Re: Godel's Theorem under Fuzzy Logic?

prof. Giangiacomo Gerla (gerla@matna2.dma.unina.it)
Mon, 20 Apr 1998 14:39:40 +0200 (MET DST)

In some paper we define and study the notion of recursive enumerability for
fuzzy subsets and the one of productive or creative fuzzy subset.
Also, we prove that if a fuzzy logic is "universal" (i.e. able to represent
any recursive enumerable fuzzy set) then in such a logic Goedel limitative
theorems holds. Nevertheless we was not able to give a good example of
"universal fuzzy logic". In any case I suggest to read

L. Biacino and G. Gerla, Decidability, recursive enumerability and Kleene
Hierarchy for L-subsets, Z. Math. Logik Grund. Math. 35 1989.
where some limitative theorem is given.

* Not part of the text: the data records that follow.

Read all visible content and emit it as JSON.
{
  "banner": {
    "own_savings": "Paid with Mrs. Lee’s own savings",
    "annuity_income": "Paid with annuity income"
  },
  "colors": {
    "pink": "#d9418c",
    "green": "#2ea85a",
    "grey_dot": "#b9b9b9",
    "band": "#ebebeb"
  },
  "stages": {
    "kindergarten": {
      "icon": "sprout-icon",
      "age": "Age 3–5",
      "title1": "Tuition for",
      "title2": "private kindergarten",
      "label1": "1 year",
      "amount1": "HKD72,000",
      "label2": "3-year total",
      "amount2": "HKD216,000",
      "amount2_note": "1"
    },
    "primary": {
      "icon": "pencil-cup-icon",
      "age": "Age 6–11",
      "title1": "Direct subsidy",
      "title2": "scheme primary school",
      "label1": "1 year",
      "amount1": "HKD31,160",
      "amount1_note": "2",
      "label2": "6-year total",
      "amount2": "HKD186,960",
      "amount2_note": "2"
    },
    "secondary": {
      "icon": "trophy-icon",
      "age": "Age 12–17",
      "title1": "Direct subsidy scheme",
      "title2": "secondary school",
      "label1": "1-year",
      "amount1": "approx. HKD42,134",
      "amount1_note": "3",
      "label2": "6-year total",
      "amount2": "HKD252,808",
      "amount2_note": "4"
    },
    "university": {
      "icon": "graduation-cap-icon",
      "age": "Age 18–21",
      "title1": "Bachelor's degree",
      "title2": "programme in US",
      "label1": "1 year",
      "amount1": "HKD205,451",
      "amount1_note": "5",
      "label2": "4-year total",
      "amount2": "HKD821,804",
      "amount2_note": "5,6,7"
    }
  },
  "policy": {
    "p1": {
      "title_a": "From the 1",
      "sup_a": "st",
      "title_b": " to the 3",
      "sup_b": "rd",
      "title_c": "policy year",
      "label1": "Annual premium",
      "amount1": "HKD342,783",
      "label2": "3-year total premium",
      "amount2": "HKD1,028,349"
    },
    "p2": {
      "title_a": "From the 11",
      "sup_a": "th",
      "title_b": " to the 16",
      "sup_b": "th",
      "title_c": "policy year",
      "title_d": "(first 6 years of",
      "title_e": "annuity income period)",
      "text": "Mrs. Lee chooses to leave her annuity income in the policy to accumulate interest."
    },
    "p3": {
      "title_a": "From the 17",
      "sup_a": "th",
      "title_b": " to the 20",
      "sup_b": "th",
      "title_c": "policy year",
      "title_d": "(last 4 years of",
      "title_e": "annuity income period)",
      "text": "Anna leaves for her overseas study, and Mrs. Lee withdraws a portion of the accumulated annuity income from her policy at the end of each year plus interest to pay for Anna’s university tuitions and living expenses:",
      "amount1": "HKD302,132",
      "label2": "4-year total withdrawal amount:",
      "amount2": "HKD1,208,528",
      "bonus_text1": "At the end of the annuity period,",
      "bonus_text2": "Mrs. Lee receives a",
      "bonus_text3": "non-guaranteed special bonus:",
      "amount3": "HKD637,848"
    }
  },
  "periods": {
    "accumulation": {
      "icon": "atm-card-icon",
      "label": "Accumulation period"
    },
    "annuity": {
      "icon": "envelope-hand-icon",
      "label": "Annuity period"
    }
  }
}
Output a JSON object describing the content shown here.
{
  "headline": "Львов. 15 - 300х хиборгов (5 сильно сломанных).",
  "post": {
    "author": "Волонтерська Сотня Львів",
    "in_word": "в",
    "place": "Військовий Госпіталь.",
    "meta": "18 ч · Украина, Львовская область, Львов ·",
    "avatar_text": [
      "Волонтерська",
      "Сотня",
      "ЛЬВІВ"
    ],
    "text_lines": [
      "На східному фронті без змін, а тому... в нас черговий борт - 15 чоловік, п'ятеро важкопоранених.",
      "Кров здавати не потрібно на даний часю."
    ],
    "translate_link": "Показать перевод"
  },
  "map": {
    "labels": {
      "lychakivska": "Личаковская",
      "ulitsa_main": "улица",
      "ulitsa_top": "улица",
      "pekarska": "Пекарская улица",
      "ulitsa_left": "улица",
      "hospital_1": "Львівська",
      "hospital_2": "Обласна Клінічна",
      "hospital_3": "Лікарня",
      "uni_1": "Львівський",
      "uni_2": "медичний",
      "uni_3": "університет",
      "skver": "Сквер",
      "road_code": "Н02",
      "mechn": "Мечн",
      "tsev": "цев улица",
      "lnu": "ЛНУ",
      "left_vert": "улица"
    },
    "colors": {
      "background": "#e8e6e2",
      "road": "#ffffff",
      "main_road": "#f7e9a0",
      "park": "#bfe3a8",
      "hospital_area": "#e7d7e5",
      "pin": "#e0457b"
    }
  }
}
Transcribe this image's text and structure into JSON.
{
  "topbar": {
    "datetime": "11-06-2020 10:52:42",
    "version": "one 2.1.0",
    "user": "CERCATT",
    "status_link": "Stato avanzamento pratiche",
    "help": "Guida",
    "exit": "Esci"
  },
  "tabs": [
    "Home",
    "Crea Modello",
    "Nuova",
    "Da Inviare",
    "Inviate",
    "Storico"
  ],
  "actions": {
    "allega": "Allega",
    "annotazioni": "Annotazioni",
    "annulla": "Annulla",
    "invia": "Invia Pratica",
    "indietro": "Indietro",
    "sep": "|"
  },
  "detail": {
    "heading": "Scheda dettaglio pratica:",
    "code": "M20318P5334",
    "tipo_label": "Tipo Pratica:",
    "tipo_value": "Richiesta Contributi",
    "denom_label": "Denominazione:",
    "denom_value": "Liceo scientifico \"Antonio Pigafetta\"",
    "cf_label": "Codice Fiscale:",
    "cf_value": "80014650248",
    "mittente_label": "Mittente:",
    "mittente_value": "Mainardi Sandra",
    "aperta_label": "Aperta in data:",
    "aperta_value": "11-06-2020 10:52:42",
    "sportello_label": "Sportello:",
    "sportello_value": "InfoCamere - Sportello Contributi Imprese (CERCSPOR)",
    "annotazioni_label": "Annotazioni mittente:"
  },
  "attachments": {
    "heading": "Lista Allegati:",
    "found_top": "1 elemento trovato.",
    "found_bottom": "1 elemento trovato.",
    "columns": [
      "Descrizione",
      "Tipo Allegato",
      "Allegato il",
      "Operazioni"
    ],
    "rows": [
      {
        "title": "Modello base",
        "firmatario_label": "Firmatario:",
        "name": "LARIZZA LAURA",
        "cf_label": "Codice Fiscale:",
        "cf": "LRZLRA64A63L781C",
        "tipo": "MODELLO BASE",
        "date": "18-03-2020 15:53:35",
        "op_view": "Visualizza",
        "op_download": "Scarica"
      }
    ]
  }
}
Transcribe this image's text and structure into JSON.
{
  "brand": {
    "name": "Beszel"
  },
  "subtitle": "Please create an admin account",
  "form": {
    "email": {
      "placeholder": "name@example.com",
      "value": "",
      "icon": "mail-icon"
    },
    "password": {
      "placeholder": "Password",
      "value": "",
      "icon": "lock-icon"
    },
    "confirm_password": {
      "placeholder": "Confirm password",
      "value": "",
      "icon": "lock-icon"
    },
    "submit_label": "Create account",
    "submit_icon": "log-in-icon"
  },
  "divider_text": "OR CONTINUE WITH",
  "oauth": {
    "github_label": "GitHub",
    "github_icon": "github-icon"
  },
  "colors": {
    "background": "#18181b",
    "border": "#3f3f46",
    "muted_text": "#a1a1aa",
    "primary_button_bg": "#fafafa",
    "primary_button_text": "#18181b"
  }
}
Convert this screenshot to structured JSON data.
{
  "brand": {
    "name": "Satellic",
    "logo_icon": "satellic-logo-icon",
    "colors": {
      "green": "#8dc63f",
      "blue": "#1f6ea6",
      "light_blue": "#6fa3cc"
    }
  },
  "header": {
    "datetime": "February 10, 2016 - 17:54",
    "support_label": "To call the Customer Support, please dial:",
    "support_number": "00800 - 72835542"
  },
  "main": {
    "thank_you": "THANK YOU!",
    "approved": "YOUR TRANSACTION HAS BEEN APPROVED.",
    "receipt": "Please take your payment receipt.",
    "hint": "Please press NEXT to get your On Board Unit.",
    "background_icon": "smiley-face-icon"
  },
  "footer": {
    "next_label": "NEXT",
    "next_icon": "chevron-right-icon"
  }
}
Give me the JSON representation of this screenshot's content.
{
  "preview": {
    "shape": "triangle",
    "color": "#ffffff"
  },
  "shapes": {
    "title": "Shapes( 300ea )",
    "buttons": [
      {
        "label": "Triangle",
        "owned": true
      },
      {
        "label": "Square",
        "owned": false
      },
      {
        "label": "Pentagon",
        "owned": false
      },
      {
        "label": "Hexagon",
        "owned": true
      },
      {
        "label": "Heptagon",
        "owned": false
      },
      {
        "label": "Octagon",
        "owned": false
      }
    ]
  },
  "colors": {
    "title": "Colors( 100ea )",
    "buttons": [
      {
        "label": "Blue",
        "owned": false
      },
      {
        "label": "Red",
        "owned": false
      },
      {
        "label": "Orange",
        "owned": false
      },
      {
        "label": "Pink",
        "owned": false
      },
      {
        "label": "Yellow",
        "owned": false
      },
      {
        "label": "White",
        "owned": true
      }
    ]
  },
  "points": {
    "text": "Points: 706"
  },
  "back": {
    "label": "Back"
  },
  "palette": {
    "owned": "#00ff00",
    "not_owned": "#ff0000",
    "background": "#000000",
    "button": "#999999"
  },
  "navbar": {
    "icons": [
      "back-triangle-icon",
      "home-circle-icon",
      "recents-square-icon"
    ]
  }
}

See also
L. Biacino and G. Gerla, Fuzzy sets: a constructive approach. Fuzzy Sets and
Systems 45 (1992).
At 04.02 06/04/98 +0200, you wrote:
>Christian Borgelt <borgelt@iws.cs.uni-magdeburg.de> writes:
>
> >Completeness means that starting from the axioms and applying only
> >the allowed inference rules you can, in principle, prove any true
> >formula of the formal system.
>
> No it doesn't. Completeness is a syntactic concept: for every A,
>A or the negation of A is provable in T.
>
> >Another difficulty, which is not limited to fuzzy logic, is whether
> >G"odel's proof is actually a proof. To prove incompleteness, we have
> >to interpret the formula and have to understand that what it says is
> >true. That is, the result is not achieved by formal reasoning, but
> >by some meta-reasoning done from outside the system.
>
> This is a misunderstanding. Godel's theorem for a theory T is
>an ordinary mathematical theorem, provable (for standard theories
>T) in T itself.
>
>